## EXERCISE DESCRIPTION
All entries below are to be copied precisely as they appear.

## Excerpts from an interface dataset
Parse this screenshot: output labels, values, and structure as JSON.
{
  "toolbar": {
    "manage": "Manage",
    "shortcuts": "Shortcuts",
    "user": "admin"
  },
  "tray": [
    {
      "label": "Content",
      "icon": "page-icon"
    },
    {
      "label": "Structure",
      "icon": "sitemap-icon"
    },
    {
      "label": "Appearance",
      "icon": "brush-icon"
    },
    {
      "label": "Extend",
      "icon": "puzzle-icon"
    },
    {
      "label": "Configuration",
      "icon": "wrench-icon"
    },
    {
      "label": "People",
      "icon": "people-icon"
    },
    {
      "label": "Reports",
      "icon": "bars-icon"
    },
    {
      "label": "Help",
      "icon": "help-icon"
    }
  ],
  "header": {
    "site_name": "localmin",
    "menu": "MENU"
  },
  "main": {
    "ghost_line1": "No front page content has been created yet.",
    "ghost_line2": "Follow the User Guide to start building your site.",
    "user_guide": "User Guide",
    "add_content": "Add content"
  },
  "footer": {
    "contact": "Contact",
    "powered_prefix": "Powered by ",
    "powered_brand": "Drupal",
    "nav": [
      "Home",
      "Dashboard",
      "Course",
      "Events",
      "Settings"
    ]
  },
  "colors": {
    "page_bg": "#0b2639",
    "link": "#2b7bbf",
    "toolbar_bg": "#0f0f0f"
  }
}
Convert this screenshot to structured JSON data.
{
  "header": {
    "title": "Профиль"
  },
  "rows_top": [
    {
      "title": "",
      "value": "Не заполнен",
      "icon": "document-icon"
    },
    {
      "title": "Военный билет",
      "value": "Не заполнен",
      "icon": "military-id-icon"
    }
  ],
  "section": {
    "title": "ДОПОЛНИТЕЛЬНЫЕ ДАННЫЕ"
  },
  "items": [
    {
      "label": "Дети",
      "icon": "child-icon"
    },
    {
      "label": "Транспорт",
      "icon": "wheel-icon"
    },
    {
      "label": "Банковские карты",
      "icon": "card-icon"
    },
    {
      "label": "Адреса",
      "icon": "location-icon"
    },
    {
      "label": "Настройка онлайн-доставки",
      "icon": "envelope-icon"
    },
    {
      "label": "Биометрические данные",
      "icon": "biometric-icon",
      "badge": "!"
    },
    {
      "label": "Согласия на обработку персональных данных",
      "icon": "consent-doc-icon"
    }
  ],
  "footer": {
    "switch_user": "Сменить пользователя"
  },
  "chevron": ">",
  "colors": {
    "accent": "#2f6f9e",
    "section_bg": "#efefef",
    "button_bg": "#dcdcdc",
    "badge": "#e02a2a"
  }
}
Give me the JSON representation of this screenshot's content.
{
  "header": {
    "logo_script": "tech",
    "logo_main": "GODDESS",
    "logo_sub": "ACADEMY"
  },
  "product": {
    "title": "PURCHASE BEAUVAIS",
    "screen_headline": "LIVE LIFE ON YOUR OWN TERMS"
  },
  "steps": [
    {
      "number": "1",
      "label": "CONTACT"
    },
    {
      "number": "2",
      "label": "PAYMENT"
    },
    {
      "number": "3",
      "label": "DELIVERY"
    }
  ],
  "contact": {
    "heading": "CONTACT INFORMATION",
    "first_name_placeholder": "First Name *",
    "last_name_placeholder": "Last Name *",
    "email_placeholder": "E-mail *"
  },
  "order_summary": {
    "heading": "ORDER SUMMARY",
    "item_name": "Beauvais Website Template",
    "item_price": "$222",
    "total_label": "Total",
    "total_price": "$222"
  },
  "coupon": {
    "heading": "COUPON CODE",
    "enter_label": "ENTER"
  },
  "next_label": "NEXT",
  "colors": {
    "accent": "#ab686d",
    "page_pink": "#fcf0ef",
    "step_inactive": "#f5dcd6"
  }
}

## ANSWER TO THIS PROBLEM
Parse this screenshot: output labels, values, and structure as JSON.
{
  "toolbar": {
    "manage": "Manage",
    "shortcuts": "Shortcuts",
    "user": "admin"
  },
  "tray": [
    {
      "label": "Content",
      "icon": "page-icon"
    },
    {
      "label": "Structure",
      "icon": "sitemap-icon"
    },
    {
      "label": "Appearance",
      "icon": "brush-icon"
    },
    {
      "label": "Extend",
      "icon": "puzzle-icon"
    },
    {
      "label": "Configuration",
      "icon": "wrench-icon"
    },
    {
      "label": "People",
      "icon": "people-icon"
    },
    {
      "label": "Reports",
      "icon": "bars-icon"
    },
    {
      "label": "Help",
      "icon": "help-icon"
    }
  ],
  "header": {
    "site_name": "localmin",
    "menu": "MENU"
  },
  "main": {
    "ghost_line1": "No front page content has been created yet.",
    "ghost_line2": "Follow the User Guide to start building your site.",
    "user_guide": "User Guide",
    "add_content": "Add content"
  },
  "footer": {
    "contact": "Contact",
    "powered_prefix": "Powered by ",
    "powered_brand": "Drupal",
    "nav": [
      "Home",
      "Dashboard",
      "Course",
      "Events",
      "Settings"
    ]
  },
  "colors": {
    "page_bg": "#0b2639",
    "link": "#2b7bbf",
    "toolbar_bg": "#0f0f0f"
  }
}
Convert this screenshot to structured JSON data.
{
  "header": {
    "title": "Профиль"
  },
  "rows_top": [
    {
      "title": "",
      "value": "Не заполнен",
      "icon": "document-icon"
    },
    {
      "title": "Военный билет",
      "value": "Не заполнен",
      "icon": "military-id-icon"
    }
  ],
  "section": {
    "title": "ДОПОЛНИТЕЛЬНЫЕ ДАННЫЕ"
  },
  "items": [
    {
      "label": "Дети",
      "icon": "child-icon"
    },
    {
      "label": "Транспорт",
      "icon": "wheel-icon"
    },
    {
      "label": "Банковские карты",
      "icon": "card-icon"
    },
    {
      "label": "Адреса",
      "icon": "location-icon"
    },
    {
      "label": "Настройка онлайн-доставки",
      "icon": "envelope-icon"
    },
    {
      "label": "Биометрические данные",
      "icon": "biometric-icon",
      "badge": "!"
    },
    {
      "label": "Согласия на обработку персональных данных",
      "icon": "consent-doc-icon"
    }
  ],
  "footer": {
    "switch_user": "Сменить пользователя"
  },
  "chevron": ">",
  "colors": {
    "accent": "#2f6f9e",
    "section_bg": "#efefef",
    "button_bg": "#dcdcdc",
    "badge": "#e02a2a"
  }
}
Give me the JSON representation of this screenshot's content.
{
  "header": {
    "logo_script": "tech",
    "logo_main": "GODDESS",
    "logo_sub": "ACADEMY"
  },
  "product": {
    "title": "PURCHASE BEAUVAIS",
    "screen_headline": "LIVE LIFE ON YOUR OWN TERMS"
  },
  "steps": [
    {
      "number": "1",
      "label": "CONTACT"
    },
    {
      "number": "2",
      "label": "PAYMENT"
    },
    {
      "number": "3",
      "label": "DELIVERY"
    }
  ],
  "contact": {
    "heading": "CONTACT INFORMATION",
    "first_name_placeholder": "First Name *",
    "last_name_placeholder": "Last Name *",
    "email_placeholder": "E-mail *"
  },
  "order_summary": {
    "heading": "ORDER SUMMARY",
    "item_name": "Beauvais Website Template",
    "item_price": "$222",
    "total_label": "Total",
    "total_price": "$222"
  },
  "coupon": {
    "heading": "COUPON CODE",
    "enter_label": "ENTER"
  },
  "next_label": "NEXT",
  "colors": {
    "accent": "#ab686d",
    "page_pink": "#fcf0ef",
    "step_inactive": "#f5dcd6"
  }
}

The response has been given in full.